seasons—hockey, biking, sweat pants and hibernation—keeps her there. While immersed in writing or reading paranormal romance and fantasy, she survives on caffeine, wine, music, and laughter. A feisty Shih Tzu keeps her in line. Find Maureen on her websiteFacebookTwitter

4 comments:

Marissa Garner said...

The Hemingway home and Key Lime pie are the best things about Key West. Oh, loved the cats, too.

Diane Burton said...

I've always wanted to go to Key West. I knew quite a bit about Hemingway. He lived in northern Michigan for a while.

I hope people will say after I'm gone: she loved her family; she wrote entertaining stories.

Maureen said...

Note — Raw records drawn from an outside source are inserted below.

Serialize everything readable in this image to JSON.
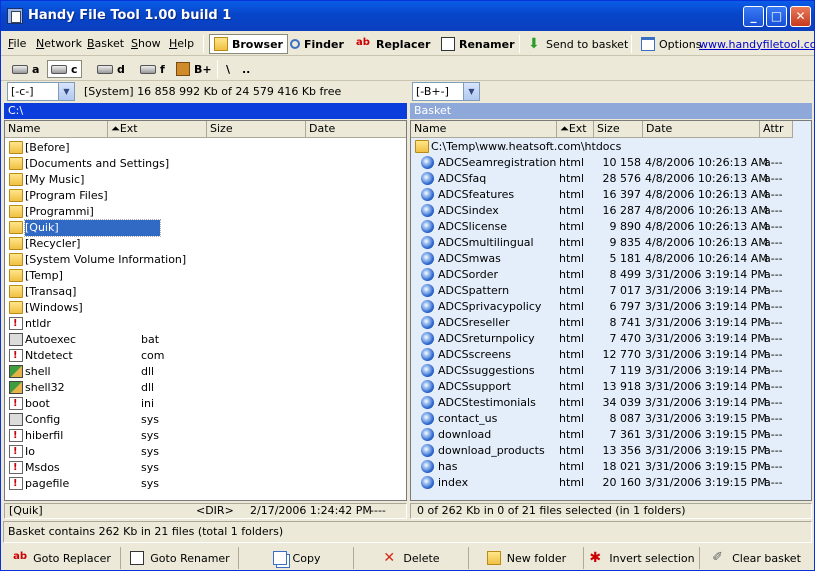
{
  "window": {
    "title": "Handy File Tool 1.00 build 1"
  },
  "menu": {
    "items": [
      {
        "label": "File",
        "u": "F",
        "rest": "ile"
      },
      {
        "label": "Network",
        "u": "N",
        "rest": "etwork"
      },
      {
        "label": "Basket",
        "u": "B",
        "rest": "asket"
      },
      {
        "label": "Show",
        "u": "S",
        "rest": "how"
      },
      {
        "label": "Help",
        "u": "H",
        "rest": "elp"
      }
    ],
    "tools": {
      "browser": "Browser",
      "finder": "Finder",
      "replacer": "Replacer",
      "renamer": "Renamer",
      "send_to_basket": "Send to basket",
      "options": "Options",
      "website": "www.handyfiletool.com"
    }
  },
  "drives": {
    "a": "a",
    "c": "c",
    "d": "d",
    "f": "f",
    "basket": "B+",
    "root": "\\",
    "up": ".."
  },
  "left": {
    "drive_combo": "[-c-]",
    "free_info": "[System] 16 858 992 Kb of 24 579 416 Kb free",
    "path": "C:\\",
    "columns": {
      "name": "Name",
      "ext": "Ext",
      "size": "Size",
      "date": "Date"
    },
    "rows": [
      {
        "name": "[Before]",
        "ext": "",
        "type": "folder"
      },
      {
        "name": "[Documents and Settings]",
        "ext": "",
        "type": "folder"
      },
      {
        "name": "[My Music]",
        "ext": "",
        "type": "folder"
      },
      {
        "name": "[Program Files]",
        "ext": "",
        "type": "folder"
      },
      {
        "name": "[Programmi]",
        "ext": "",
        "type": "folder"
      },
      {
        "name": "[Quik]",
        "ext": "",
        "type": "folder",
        "selected": true
      },
      {
        "name": "[Recycler]",
        "ext": "",
        "type": "folder"
      },
      {
        "name": "[System Volume Information]",
        "ext": "",
        "type": "folder"
      },
      {
        "name": "[Temp]",
        "ext": "",
        "type": "folder"
      },
      {
        "name": "[Transaq]",
        "ext": "",
        "type": "folder"
      },
      {
        "name": "[Windows]",
        "ext": "",
        "type": "folder"
      },
      {
        "name": "ntldr",
        "ext": "",
        "type": "file"
      },
      {
        "name": "Autoexec",
        "ext": "bat",
        "type": "cfg"
      },
      {
        "name": "Ntdetect",
        "ext": "com",
        "type": "file"
      },
      {
        "name": "shell",
        "ext": "dll",
        "type": "dll"
      },
      {
        "name": "shell32",
        "ext": "dll",
        "type": "dll"
      },
      {
        "name": "boot",
        "ext": "ini",
        "type": "file"
      },
      {
        "name": "Config",
        "ext": "sys",
        "type": "cfg"
      },
      {
        "name": "hiberfil",
        "ext": "sys",
        "type": "file"
      },
      {
        "name": "Io",
        "ext": "sys",
        "type": "file"
      },
      {
        "name": "Msdos",
        "ext": "sys",
        "type": "file"
      },
      {
        "name": "pagefile",
        "ext": "sys",
        "type": "file"
      }
    ]
  },
  "right": {
    "drive_combo": "[-B+-]",
    "path": "Basket",
    "columns": {
      "name": "Name",
      "ext": "Ext",
      "size": "Size",
      "date": "Date",
      "attr": "Attr"
    },
    "folder": "C:\\Temp\\www.heatsoft.com\\htdocs",
    "rows": [
      {
        "name": "ADCSeamregistration",
        "ext": "html",
        "size": "10 158",
        "date": "4/8/2006 10:26:13 AM",
        "attr": "a---"
      },
      {
        "name": "ADCSfaq",
        "ext": "html",
        "size": "28 576",
        "date": "4/8/2006 10:26:13 AM",
        "attr": "a---"
      },
      {
        "name": "ADCSfeatures",
        "ext": "html",
        "size": "16 397",
        "date": "4/8/2006 10:26:13 AM",
        "attr": "a---"
      },
      {
        "name": "ADCSindex",
        "ext": "html",
        "size": "16 287",
        "date": "4/8/2006 10:26:13 AM",
        "attr": "a---"
      },
      {
        "name": "ADCSlicense",
        "ext": "html",
        "size": "9 890",
        "date": "4/8/2006 10:26:13 AM",
        "attr": "a---"
      },
      {
        "name": "ADCSmultilingual",
        "ext": "html",
        "size": "9 835",
        "date": "4/8/2006 10:26:13 AM",
        "attr": "a---"
      },
      {
        "name": "ADCSmwas",
        "ext": "html",
        "size": "5 181",
        "date": "4/8/2006 10:26:14 AM",
        "attr": "a---"
      },
      {
        "name": "ADCSorder",
        "ext": "html",
        "size": "8 499",
        "date": "3/31/2006 3:19:14 PM",
        "attr": "a---"
      },
      {
        "name": "ADCSpattern",
        "ext": "html",
        "size": "7 017",
        "date": "3/31/2006 3:19:14 PM",
        "attr": "a---"
      },
      {
        "name": "ADCSprivacypolicy",
        "ext": "html",
        "size": "6 797",
        "date": "3/31/2006 3:19:14 PM",
        "attr": "a---"
      },
      {
        "name": "ADCSreseller",
        "ext": "html",
        "size": "8 741",
        "date": "3/31/2006 3:19:14 PM",
        "attr": "a---"
      },
      {
        "name": "ADCSreturnpolicy",
        "ext": "html",
        "size": "7 470",
        "date": "3/31/2006 3:19:14 PM",
        "attr": "a---"
      },
      {
        "name": "ADCSscreens",
        "ext": "html",
        "size": "12 770",
        "date": "3/31/2006 3:19:14 PM",
        "attr": "a---"
      },
      {
        "name": "ADCSsuggestions",
        "ext": "html",
        "size": "7 119",
        "date": "3/31/2006 3:19:14 PM",
        "attr": "a---"
      },
      {
        "name": "ADCSsupport",
        "ext": "html",
        "size": "13 918",
        "date": "3/31/2006 3:19:14 PM",
        "attr": "a---"
      },
      {
        "name": "ADCStestimonials",
        "ext": "html",
        "size": "34 039",
        "date": "3/31/2006 3:19:14 PM",
        "attr": "a---"
      },
      {
        "name": "contact_us",
        "ext": "html",
        "size": "8 087",
        "date": "3/31/2006 3:19:15 PM",
        "attr": "a---"
      },
      {
        "name": "download",
        "ext": "html",
        "size": "7 361",
        "date": "3/31/2006 3:19:15 PM",
        "attr": "a---"
      },
      {
        "name": "download_products",
        "ext": "html",
        "size": "13 356",
        "date": "3/31/2006 3:19:15 PM",
        "attr": "a---"
      },
      {
        "name": "has",
        "ext": "html",
        "size": "18 021",
        "date": "3/31/2006 3:19:15 PM",
        "attr": "a---"
      },
      {
        "name": "index",
        "ext": "html",
        "size": "20 160",
        "date": "3/31/2006 3:19:15 PM",
        "attr": "a---"
      }
    ]
  },
  "status": {
    "left_name": "[Quik]",
    "left_type": "<DIR>",
    "left_date": "2/17/2006 1:24:42 PM",
    "left_attr": "----",
    "right_info": "0 of 262 Kb in 0 of 21 files selected (in 1 folders)",
    "basket": "Basket contains 262 Kb in 21 files (total 1 folders)"
  },
  "actions": {
    "goto_replacer": "Goto Replacer",
    "goto_renamer": "Goto Renamer",
    "copy": "Copy",
    "delete": "Delete",
    "new_folder": "New folder",
    "invert_selection": "Invert selection",
    "clear_basket": "Clear basket"
  },
  "colors": {
    "left_title_active": "#0A3DDC",
    "right_title_inactive": "#8FA8DA",
    "selection": "#316AC5",
    "right_pane_bg": "#E4EEFA"
  }
}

Thanks for visiting, ladies! It was a fun trip and too cute how the cats have pretty much taken over the place.

Francesca Quarto said...

I too, made this tour years ago and the cats were everywhere, like silent watchers in case we filched any memento.
Hemingway was a very disciplined writer and while I envy his talents, I wouldn't want his tortured soul!
Thanks for sharing Maureen

Francesca Q.